Exactly the lines from the one containing "Enumerate this screenshot's" through the end of the data below are to be reproduced, and nothing besides them.

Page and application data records
===
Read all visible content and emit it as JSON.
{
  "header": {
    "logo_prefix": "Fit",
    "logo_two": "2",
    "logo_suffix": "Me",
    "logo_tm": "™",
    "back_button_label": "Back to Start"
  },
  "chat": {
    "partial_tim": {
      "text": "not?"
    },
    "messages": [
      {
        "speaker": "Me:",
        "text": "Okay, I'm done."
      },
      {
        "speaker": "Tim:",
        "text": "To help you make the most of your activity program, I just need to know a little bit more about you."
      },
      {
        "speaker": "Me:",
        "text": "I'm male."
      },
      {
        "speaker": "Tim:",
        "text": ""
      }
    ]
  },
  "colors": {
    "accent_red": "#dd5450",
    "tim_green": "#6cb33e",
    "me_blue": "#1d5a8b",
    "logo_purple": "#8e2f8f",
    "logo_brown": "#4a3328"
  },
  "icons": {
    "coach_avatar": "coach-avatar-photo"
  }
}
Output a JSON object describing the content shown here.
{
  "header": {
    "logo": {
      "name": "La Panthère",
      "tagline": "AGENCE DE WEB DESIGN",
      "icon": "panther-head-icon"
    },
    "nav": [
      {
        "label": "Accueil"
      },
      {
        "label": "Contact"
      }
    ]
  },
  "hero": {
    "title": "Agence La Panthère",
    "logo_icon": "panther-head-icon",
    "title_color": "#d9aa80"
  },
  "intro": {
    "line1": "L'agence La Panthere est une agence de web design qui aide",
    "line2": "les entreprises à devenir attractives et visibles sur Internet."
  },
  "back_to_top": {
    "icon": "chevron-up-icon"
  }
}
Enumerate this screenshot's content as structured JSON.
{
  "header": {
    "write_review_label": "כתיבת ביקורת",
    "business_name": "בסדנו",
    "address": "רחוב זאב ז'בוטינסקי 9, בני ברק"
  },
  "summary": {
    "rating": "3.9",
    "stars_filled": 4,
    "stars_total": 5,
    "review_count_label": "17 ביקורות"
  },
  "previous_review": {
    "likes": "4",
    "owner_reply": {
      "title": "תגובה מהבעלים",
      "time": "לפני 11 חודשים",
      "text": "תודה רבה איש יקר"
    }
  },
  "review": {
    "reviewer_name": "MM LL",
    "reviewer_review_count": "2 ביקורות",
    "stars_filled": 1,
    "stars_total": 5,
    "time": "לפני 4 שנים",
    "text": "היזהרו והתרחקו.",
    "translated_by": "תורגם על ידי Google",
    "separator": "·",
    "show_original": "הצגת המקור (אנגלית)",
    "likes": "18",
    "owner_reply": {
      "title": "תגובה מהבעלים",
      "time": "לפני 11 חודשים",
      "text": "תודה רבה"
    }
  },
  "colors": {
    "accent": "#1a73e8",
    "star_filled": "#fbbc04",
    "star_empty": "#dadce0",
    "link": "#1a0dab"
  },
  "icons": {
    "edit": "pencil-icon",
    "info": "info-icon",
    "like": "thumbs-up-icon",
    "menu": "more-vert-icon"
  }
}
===
SOLUTION.
Enumerate this screenshot's content as structured JSON.
{
  "header": {
    "write_review_label": "כתיבת ביקורת",
    "business_name": "בסדנו",
    "address": "רחוב זאב ז'בוטינסקי 9, בני ברק"
  },
  "summary": {
    "rating": "3.9",
    "stars_filled": 4,
    "stars_total": 5,
    "review_count_label": "17 ביקורות"
  },
  "previous_review": {
    "likes": "4",
    "owner_reply": {
      "title": "תגובה מהבעלים",
      "time": "לפני 11 חודשים",
      "text": "תודה רבה איש יקר"
    }
  },
  "review": {
    "reviewer_name": "MM LL",
    "reviewer_review_count": "2 ביקורות",
    "stars_filled": 1,
    "stars_total": 5,
    "time": "לפני 4 שנים",
    "text": "היזהרו והתרחקו.",
    "translated_by": "תורגם על ידי Google",
    "separator": "·",
    "show_original": "הצגת המקור (אנגלית)",
    "likes": "18",
    "owner_reply": {
      "title": "תגובה מהבעלים",
      "time": "לפני 11 חודשים",
      "text": "תודה רבה"
    }
  },
  "colors": {
    "accent": "#1a73e8",
    "star_filled": "#fbbc04",
    "star_empty": "#dadce0",
    "link": "#1a0dab"
  },
  "icons": {
    "edit": "pencil-icon",
    "info": "info-icon",
    "like": "thumbs-up-icon",
    "menu": "more-vert-icon"
  }
}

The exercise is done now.